Software architect has no power of management. This is explained in the question I referred in comments:
What should you bring to the table as a Software Architect?
Stuff architect does is explained in top answer:
The SA should have the last word on all design, technology and coding style decisions... for the most part... developers get to decide, at their level, how problems are to be solved... the SA keeps the pointy-haired bosses out of the developers' cubicles.
A good explanation for how they do their job is provided in another answer:
A thick skin. Good negotiation skills.
I've been an architect myself and I can confirm that answers match my experience.
Now, I would like to get a bit deeper on what you feel like a problem, disagreements with team members and the need to obey to team lead.
I think that disagreement with someone who you have no power to order is the most valuable and interesting part of architect job. If you continuously feel bad about it, seriously consider whether this job is indeed for you.
Disagreements that can not be resolved by brainless "shut up and follow my orders" provide unique opportunity for one to progress as an architect. These are the way to learn how to discuss complicated problems, how to negotiate and resolve conflicts, how to explain things, communicate your knowledge and learn new things. These are the only way to practice a skill to convince and influence team members.
If you're especially lucky, you'll happen to get into disagreement about things where your initial understanding is wrong.
Being free of thought-blocking "follow my orders" escape hatch, you will be able to find out how to improve your understanding, figure your mistakes, accept them and how to discover, share and lead the right way.

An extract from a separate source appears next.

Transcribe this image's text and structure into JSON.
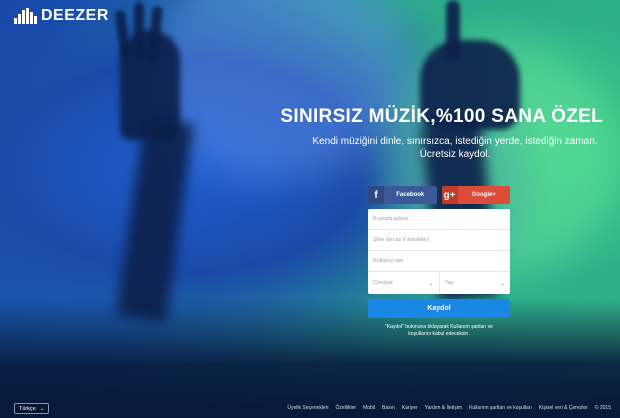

At architect position, one would rather strive to gain from failures like that, by analyzing what went wrong, what could have been done better and how to efficiently "re-use" acquired experience. These bits of knowledge may be invaluable if learned right, the very successful career at senior positions may depend on how well these are learned, as explained in this brilliant answer at WP:
Judgement comes not from success, but from failures. Most companies want to hire people that have had their failures paid for by previous companies...